Testing conducted by the Institute of Marine Affairs (IMA) on March 17 on catches from fishermen in Claxton Bay and Otahetie showed no evidence of polycyclic aromatic hydrocarbons (PAH), Environment Minister Ganga Singh said yesterday.
Responding to questions posed to him in Parliament yesterday by La Brea Member of Parliament Fitzgerald Jeffrey, Singh said no detectable traces of PAHs were found in a shark sample. PAHs are atmospheric pollutants that occur naturally in oil, tar and coal and are released when fossil fuels are burned. They can potentially cause cancer, genetic mutations and physical abnormalities. Last week, hundreds of dead fish washed ashore at several beaches in La Brea, notable Coffee Beach, Point Sable and Carat Shed—beaches most affected during the oil spill.
Singh said the IMA is currently conducting tests on the fish that washed ashore and was expecting a report from the Institute within two weeks, after which a decision will be taken.

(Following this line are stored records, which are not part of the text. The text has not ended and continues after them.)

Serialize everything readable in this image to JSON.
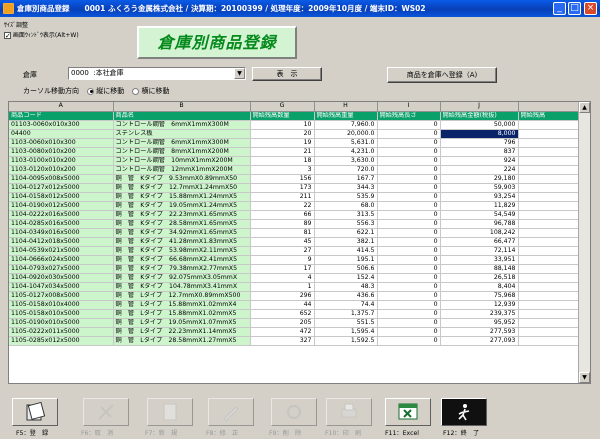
{
  "titlebar": {
    "text": "倉庫別商品登録　　0001 ふくろう金属株式会社 / 決算期：20100399 / 処理年度：2009年10月度 / 端末ID：WS02",
    "minimize": "_",
    "maximize": "□",
    "close": "×"
  },
  "size_adjust": {
    "heading": "ｻｲｽﾞ調整",
    "checkbox_label": "画面ｳｨﾝﾄﾞｳ表示(Alt+W)",
    "checked": true
  },
  "page_title": "倉庫別商品登録",
  "warehouse": {
    "label": "倉庫",
    "code": "0000",
    "name": ":本社倉庫"
  },
  "buttons": {
    "display": "表　示",
    "register": "商品を倉庫へ登録（A)"
  },
  "cursor_direction": {
    "label": "カーソル移動方向",
    "options": [
      "縦に移動",
      "横に移動"
    ],
    "selected": "縦に移動"
  },
  "grid": {
    "column_letters": [
      "A",
      "B",
      "G",
      "H",
      "I",
      "J"
    ],
    "headers": [
      "商品コード",
      "商品名",
      "開始残高数量",
      "開始残高重量",
      "開始残高長さ",
      "開始残高金額(税抜)",
      "開始残高"
    ],
    "rows": [
      [
        "01103-0060x010x300",
        "コントロール鋼管　6mmX1mmX300M",
        "10",
        "7,960.0",
        "0",
        "50,000"
      ],
      [
        "04400",
        "ステンレス板",
        "20",
        "20,000.0",
        "0",
        "8,000"
      ],
      [
        "1103-0060x010x300",
        "コントロール鋼管　6mmX1mmX300M",
        "19",
        "5,631.0",
        "0",
        "796"
      ],
      [
        "1103-0080x010x200",
        "コントロール鋼管　8mmX1mmX200M",
        "21",
        "4,231.0",
        "0",
        "837"
      ],
      [
        "1103-0100x010x200",
        "コントロール鋼管　10mmX1mmX200M",
        "18",
        "3,630.0",
        "0",
        "924"
      ],
      [
        "1103-0120x010x200",
        "コントロール鋼管　12mmX1mmX200M",
        "3",
        "720.0",
        "0",
        "224"
      ],
      [
        "1104-0095x008x5000",
        "銅　管　Kタイプ　9.53mmX0.89mmX50",
        "156",
        "167.7",
        "0",
        "29,180"
      ],
      [
        "1104-0127x012x5000",
        "銅　管　Kタイプ　12.7mmX1.24mmX50",
        "173",
        "344.3",
        "0",
        "59,903"
      ],
      [
        "1104-0158x012x5000",
        "銅　管　Kタイプ　15.88mmX1.24mmX5",
        "211",
        "535.9",
        "0",
        "93,254"
      ],
      [
        "1104-0190x012x5000",
        "銅　管　Kタイプ　19.05mmX1.24mmX5",
        "22",
        "68.0",
        "0",
        "11,829"
      ],
      [
        "1104-0222x016x5000",
        "銅　管　Kタイプ　22.23mmX1.65mmX5",
        "66",
        "313.5",
        "0",
        "54,549"
      ],
      [
        "1104-0285x016x5000",
        "銅　管　Kタイプ　28.58mmX1.65mmX5",
        "89",
        "556.3",
        "0",
        "96,788"
      ],
      [
        "1104-0349x016x5000",
        "銅　管　Kタイプ　34.92mmX1.65mmX5",
        "81",
        "622.1",
        "0",
        "108,242"
      ],
      [
        "1104-0412x018x5000",
        "銅　管　Kタイプ　41.28mmX1.83mmX5",
        "45",
        "382.1",
        "0",
        "66,477"
      ],
      [
        "1104-0539x021x5000",
        "銅　管　Kタイプ　53.98mmX2.11mmX5",
        "27",
        "414.5",
        "0",
        "72,114"
      ],
      [
        "1104-0666x024x5000",
        "銅　管　Kタイプ　66.68mmX2.41mmX5",
        "9",
        "195.1",
        "0",
        "33,951"
      ],
      [
        "1104-0793x027x5000",
        "銅　管　Kタイプ　79.38mmX2.77mmX5",
        "17",
        "506.6",
        "0",
        "88,148"
      ],
      [
        "1104-0920x030x5000",
        "銅　管　Kタイプ　92.075mmX3.05mmX",
        "4",
        "152.4",
        "0",
        "26,518"
      ],
      [
        "1104-1047x034x5000",
        "銅　管　Kタイプ　104.78mmX3.41mmX",
        "1",
        "48.3",
        "0",
        "8,404"
      ],
      [
        "1105-0127x008x5000",
        "銅　管　Lタイプ　12.7mmX0.89mmX500",
        "296",
        "436.6",
        "0",
        "75,968"
      ],
      [
        "1105-0158x010x4000",
        "銅　管　Lタイプ　15.88mmX1.02mmX4",
        "44",
        "74.4",
        "0",
        "12,939"
      ],
      [
        "1105-0158x010x5000",
        "銅　管　Lタイプ　15.88mmX1.02mmX5",
        "652",
        "1,375.7",
        "0",
        "239,375"
      ],
      [
        "1105-0190x010x5000",
        "銅　管　Lタイプ　19.05mmX1.07mmX5",
        "205",
        "551.5",
        "0",
        "95,952"
      ],
      [
        "1105-0222x011x5000",
        "銅　管　Lタイプ　22.23mmX1.14mmX5",
        "472",
        "1,595.4",
        "0",
        "277,593"
      ],
      [
        "1105-0285x012x5000",
        "銅　管　Lタイプ　28.58mmX1.27mmX5",
        "327",
        "1,592.5",
        "0",
        "277,093"
      ]
    ]
  },
  "function_keys": [
    {
      "label": "F5：登　録",
      "icon": "register-book-icon",
      "enabled": true
    },
    {
      "label": "F6：取　消",
      "icon": "cancel-icon",
      "enabled": false
    },
    {
      "label": "F7：新　規",
      "icon": "new-document-icon",
      "enabled": false
    },
    {
      "label": "F8：修　正",
      "icon": "edit-icon",
      "enabled": false
    },
    {
      "label": "F9：削　除",
      "icon": "delete-icon",
      "enabled": false
    },
    {
      "label": "F10：印　刷",
      "icon": "print-icon",
      "enabled": false
    },
    {
      "label": "F11：Excel",
      "icon": "excel-icon",
      "enabled": true
    },
    {
      "label": "F12：終　了",
      "icon": "exit-icon",
      "enabled": true
    }
  ],
  "colors": {
    "title_green": "#058a1c",
    "header_green": "#0aa06a",
    "code_cell_green": "#ccf5cc",
    "selection": "#0a246a"
  }
}
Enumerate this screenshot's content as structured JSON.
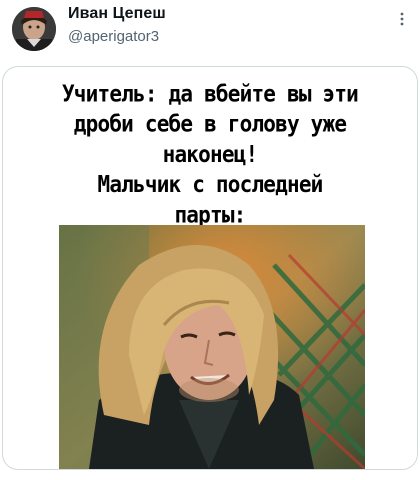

Energy Minister Kevin Ramnarine, also in Parliament to respond to questions posed by Jeffrey and Point Fortin MP Paula Gopee-Scoon, said total compensation paid to 27 La Brea fisherfolk/boat owners amounted to $3,115,000 and to 81 Otaheite fisherfolk/boat owners was $4,665,600 as at February 26.